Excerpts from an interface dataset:

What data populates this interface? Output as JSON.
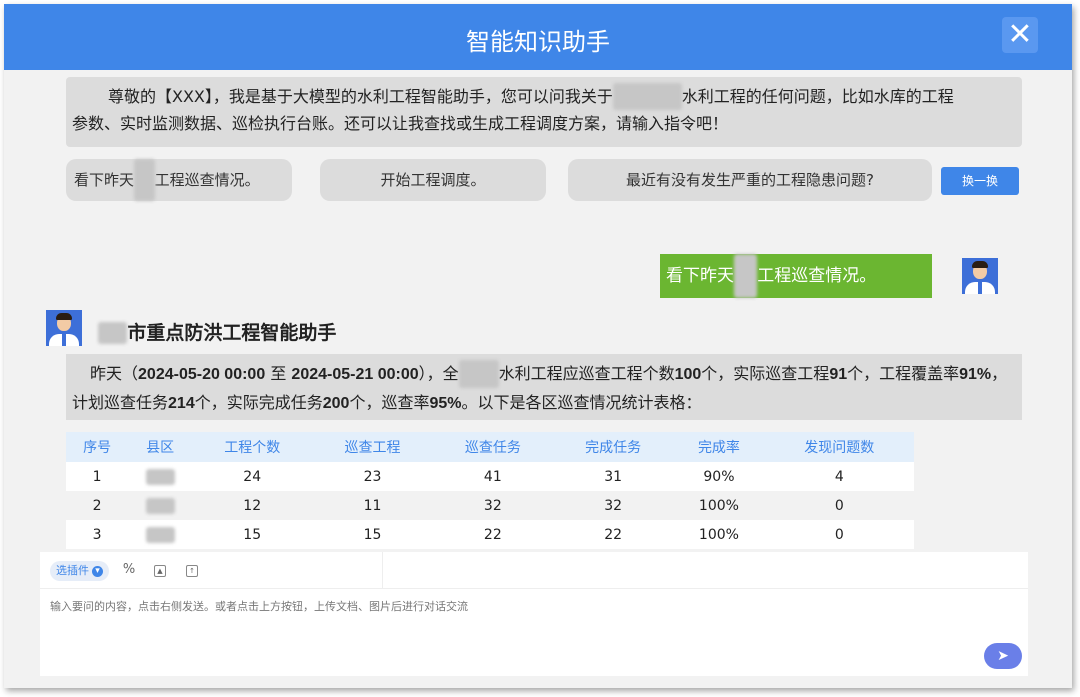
{
  "header": {
    "title": "智能知识助手",
    "close_label": "✕"
  },
  "greeting": {
    "line1_a": "尊敬的【XXX】，我是基于大模型的水利工程智能助手，您可以问我关于",
    "line1_b": "水利工程的任何问题，比如水库的工程",
    "line2": "参数、实时监测数据、巡检执行台账。还可以让我查找或生成工程调度方案，请输入指令吧！"
  },
  "suggestions": [
    {
      "pre": "看下昨天",
      "post": "工程巡查情况。"
    },
    {
      "pre": "开始工程调度。",
      "post": ""
    },
    {
      "pre": "最近有没有发生严重的工程隐患问题?",
      "post": ""
    }
  ],
  "swap_label": "换一换",
  "user_message": {
    "pre": "看下昨天",
    "post": "工程巡查情况。"
  },
  "bot": {
    "name_suffix": "市重点防洪工程智能助手",
    "msg": {
      "t1": "昨天（",
      "b1": "2024-05-20 00:00",
      "t2": " 至 ",
      "b2": "2024-05-21 00:00",
      "t3": "），全",
      "t4": "水利工程应巡查工程个数",
      "b3": "100",
      "t5": "个，实际巡查工程",
      "b4": "91",
      "t6": "个，工程覆盖率",
      "b5": "91%",
      "t7": "，计划巡查任务",
      "b6": "214",
      "t8": "个，实际完成任务",
      "b7": "200",
      "t9": "个，巡查率",
      "b8": "95%",
      "t10": "。以下是各区巡查情况统计表格："
    }
  },
  "table": {
    "headers": [
      "序号",
      "县区",
      "工程个数",
      "巡查工程",
      "巡查任务",
      "完成任务",
      "完成率",
      "发现问题数"
    ],
    "rows": [
      [
        "1",
        "",
        "24",
        "23",
        "41",
        "31",
        "90%",
        "4"
      ],
      [
        "2",
        "",
        "12",
        "11",
        "32",
        "32",
        "100%",
        "0"
      ],
      [
        "3",
        "",
        "15",
        "15",
        "22",
        "22",
        "100%",
        "0"
      ]
    ]
  },
  "input": {
    "plugin_label": "选插件",
    "placeholder": "输入要问的内容，点击右侧发送。或者点击上方按钮，上传文档、图片后进行对话交流"
  },
  "colors": {
    "header": "#3f86e8",
    "user_bubble": "#6bb631",
    "table_header_text": "#3f86e8",
    "send_button": "#6a7fe8"
  }
}
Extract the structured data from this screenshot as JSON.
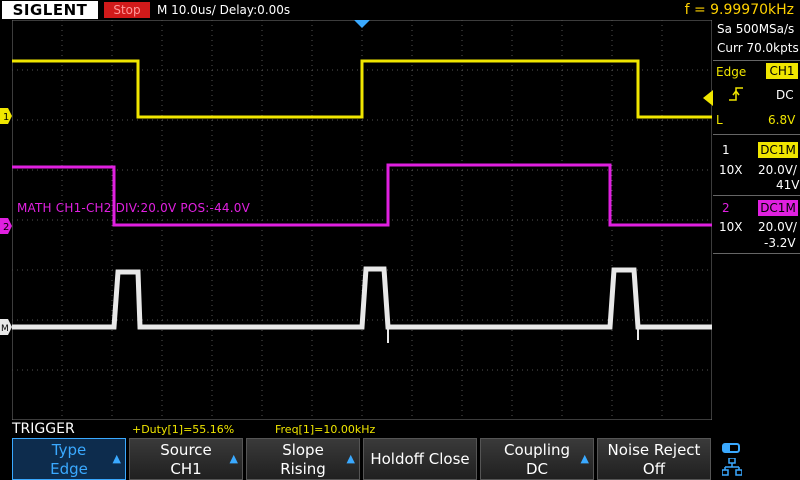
{
  "header": {
    "logo": "SIGLENT",
    "run_status": "Stop",
    "timebase": "M 10.0us/  Delay:0.00s",
    "frequency": "f = 9.99970kHz"
  },
  "acquisition": {
    "sample_rate": "Sa 500MSa/s",
    "memory": "Curr 70.0kpts"
  },
  "trigger_panel": {
    "type_label": "Edge",
    "source_badge": "CH1",
    "coupling": "DC",
    "level_marker": "L",
    "level": "6.8V"
  },
  "channels": [
    {
      "number": "1",
      "badge": "DC1M",
      "probe": "10X",
      "scale": "20.0V/",
      "offset": "41V",
      "color": "#f0e600"
    },
    {
      "number": "2",
      "badge": "DC1M",
      "probe": "10X",
      "scale": "20.0V/",
      "offset": "-3.2V",
      "color": "#e020e0"
    }
  ],
  "math": {
    "label": "MATH  CH1-CH2  DIV:20.0V  POS:-44.0V",
    "color": "#e020e0"
  },
  "markers": {
    "ch1": "1",
    "ch2": "2",
    "math": "M"
  },
  "measurements": {
    "duty": "+Duty[1]=55.16%",
    "freq": "Freq[1]=10.00kHz"
  },
  "menu": {
    "title": "TRIGGER",
    "softkeys": [
      {
        "line1": "Type",
        "line2": "Edge"
      },
      {
        "line1": "Source",
        "line2": "CH1"
      },
      {
        "line1": "Slope",
        "line2": "Rising"
      },
      {
        "line1": "Holdoff Close",
        "line2": ""
      },
      {
        "line1": "Coupling",
        "line2": "DC"
      },
      {
        "line1": "Noise Reject",
        "line2": "Off"
      }
    ]
  },
  "colors": {
    "ch1": "#f0e600",
    "ch2": "#e020e0",
    "math": "#e8e8e8",
    "accent": "#3aa9ff"
  }
}
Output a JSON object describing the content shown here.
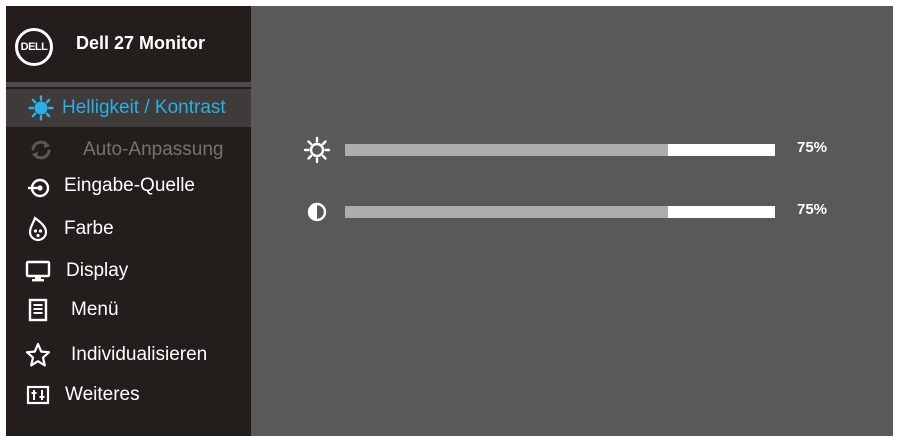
{
  "header": {
    "logo_text": "DELL",
    "title": "Dell 27 Monitor"
  },
  "menu": {
    "items": [
      {
        "label": "Helligkeit / Kontrast",
        "icon": "brightness-icon",
        "state": "active"
      },
      {
        "label": "Auto-Anpassung",
        "icon": "auto-adjust-icon",
        "state": "disabled"
      },
      {
        "label": "Eingabe-Quelle",
        "icon": "input-source-icon",
        "state": "normal"
      },
      {
        "label": "Farbe",
        "icon": "color-icon",
        "state": "normal"
      },
      {
        "label": "Display",
        "icon": "display-icon",
        "state": "normal"
      },
      {
        "label": "Menü",
        "icon": "menu-icon",
        "state": "normal"
      },
      {
        "label": "Individualisieren",
        "icon": "star-icon",
        "state": "normal"
      },
      {
        "label": "Weiteres",
        "icon": "others-icon",
        "state": "normal"
      }
    ]
  },
  "sliders": {
    "brightness": {
      "icon": "sun-icon",
      "value_text": "75%",
      "value": 0.75
    },
    "contrast": {
      "icon": "contrast-icon",
      "value_text": "75%",
      "value": 0.75
    }
  },
  "colors": {
    "sidebar_bg": "#231e1c",
    "content_bg": "#595959",
    "active_item_bg": "#3f3b3a",
    "accent": "#2aaee4",
    "slider_fill": "#adadad",
    "slider_track": "#ffffff",
    "disabled_text": "#77716f"
  }
}
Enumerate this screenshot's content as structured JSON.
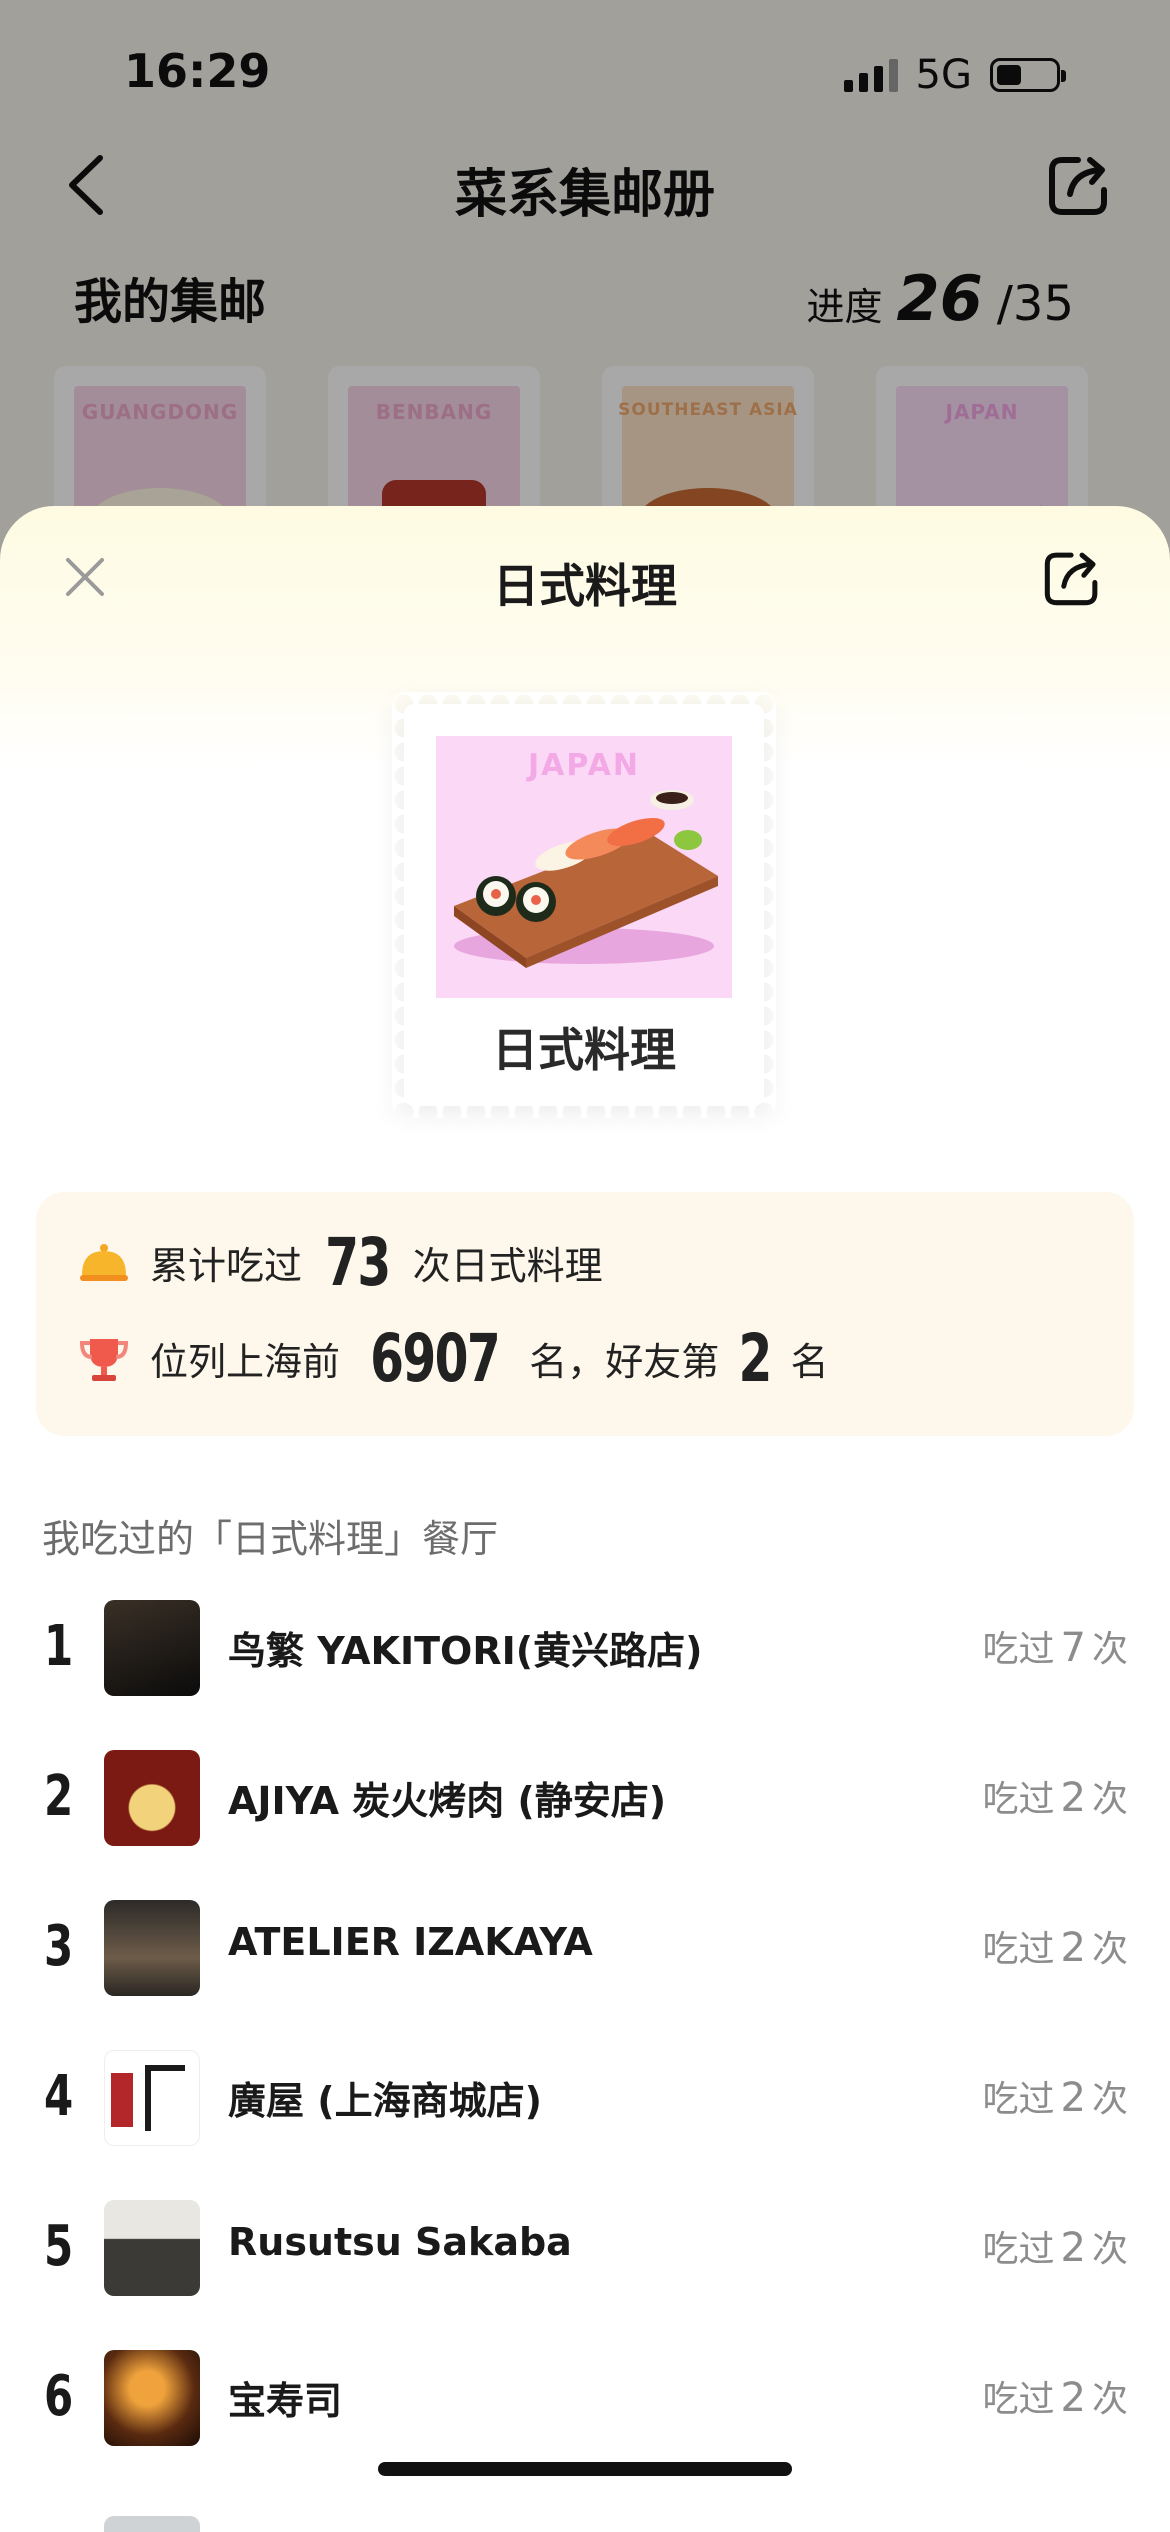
{
  "status_bar": {
    "time": "16:29",
    "network": "5G"
  },
  "nav": {
    "title": "菜系集邮册"
  },
  "album": {
    "section_title": "我的集邮",
    "progress_label": "进度",
    "progress_value": "26",
    "progress_total": "/35",
    "stamps": [
      {
        "label": "GUANGDONG",
        "color": "#f6d7e7"
      },
      {
        "label": "BENBANG",
        "color": "#f6d7e7"
      },
      {
        "label": "SOUTHEAST ASIA",
        "color": "#fde3c8"
      },
      {
        "label": "JAPAN",
        "color": "#f9dcf4"
      }
    ]
  },
  "sheet": {
    "title": "日式料理",
    "stamp": {
      "caption": "JAPAN",
      "name": "日式料理"
    },
    "stats": {
      "eaten_prefix": "累计吃过",
      "eaten_count": "73",
      "eaten_suffix": "次日式料理",
      "rank_prefix": "位列上海前",
      "rank_city": "6907",
      "rank_mid": "名，好友第",
      "rank_friends": "2",
      "rank_suffix": "名"
    },
    "list_title": "我吃过的「日式料理」餐厅",
    "visit_prefix": "吃过",
    "visit_suffix": "次",
    "restaurants": [
      {
        "rank": "1",
        "name": "鸟繁 YAKITORI(黄兴路店)",
        "count": "7"
      },
      {
        "rank": "2",
        "name": "AJIYA 炭火烤肉 (静安店)",
        "count": "2"
      },
      {
        "rank": "3",
        "name": "ATELIER IZAKAYA",
        "count": "2"
      },
      {
        "rank": "4",
        "name": "廣屋 (上海商城店)",
        "count": "2"
      },
      {
        "rank": "5",
        "name": "Rusutsu Sakaba",
        "count": "2"
      },
      {
        "rank": "6",
        "name": "宝寿司",
        "count": "2"
      }
    ]
  }
}
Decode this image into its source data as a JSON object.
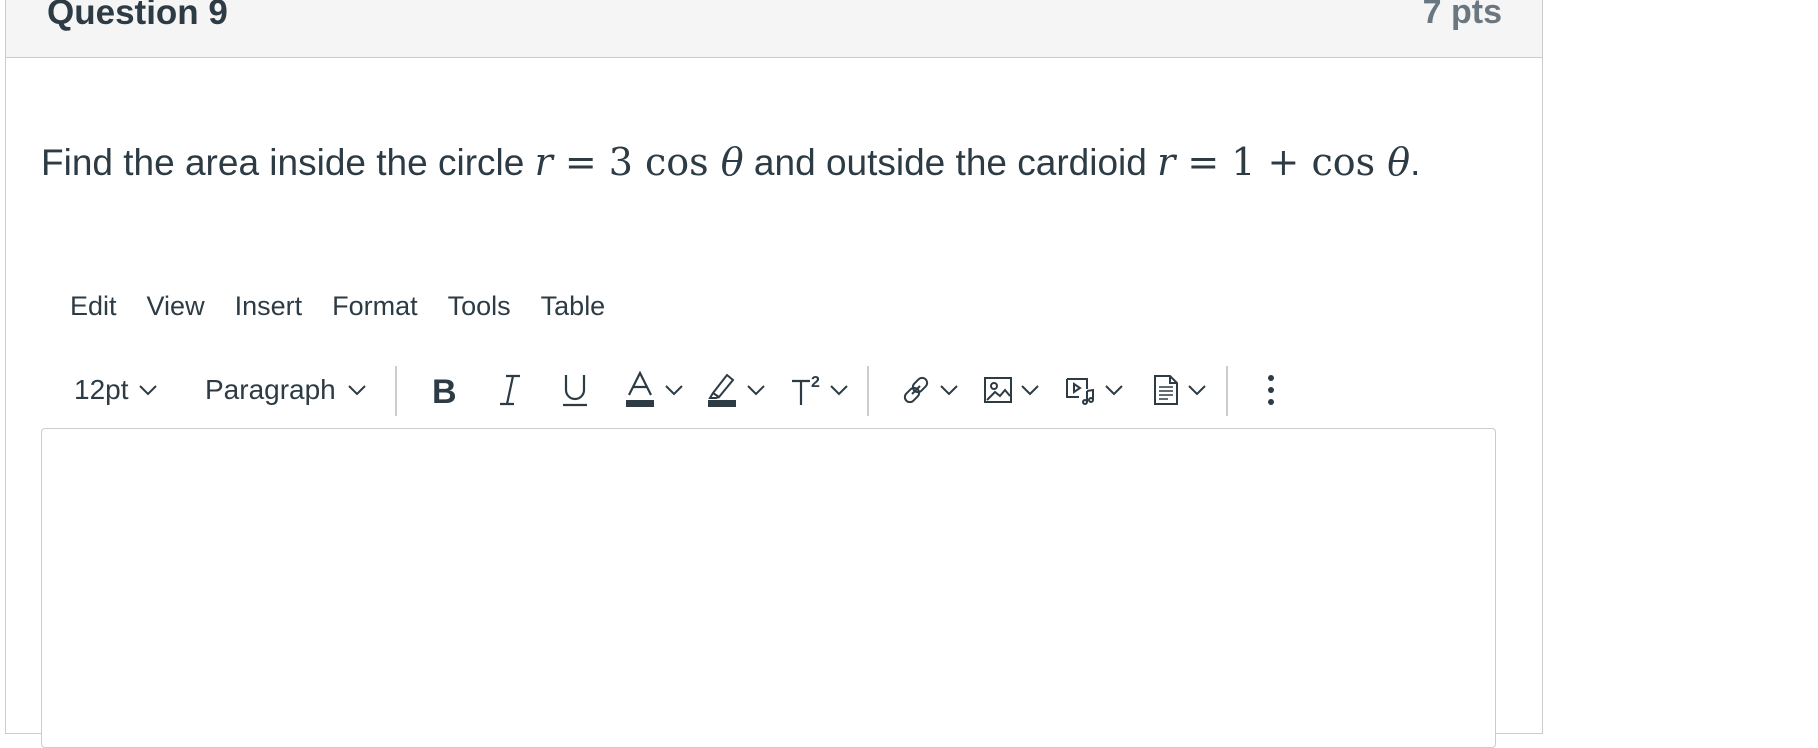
{
  "question": {
    "title": "Question 9",
    "points": "7 pts",
    "text_parts": {
      "p1": "Find the area inside the circle ",
      "math1": "r = 3 cos θ",
      "p2": " and outside the cardioid ",
      "math2": "r = 1 + cos θ",
      "p3": "."
    }
  },
  "menubar": {
    "items": [
      "Edit",
      "View",
      "Insert",
      "Format",
      "Tools",
      "Table"
    ]
  },
  "toolbar": {
    "font_size": "12pt",
    "block_format": "Paragraph",
    "text_color_accent": "#2d3b45",
    "icons": [
      "bold-icon",
      "italic-icon",
      "underline-icon",
      "text-color-icon",
      "highlight-icon",
      "superscript-icon",
      "link-icon",
      "image-icon",
      "media-icon",
      "document-icon",
      "more-options-icon"
    ]
  },
  "editor": {
    "content": ""
  }
}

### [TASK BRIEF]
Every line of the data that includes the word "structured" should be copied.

### [PROBLEM SOLUTION]
Extract the structured data from this screenshot as JSON.
Enumerate this screenshot's content as structured JSON.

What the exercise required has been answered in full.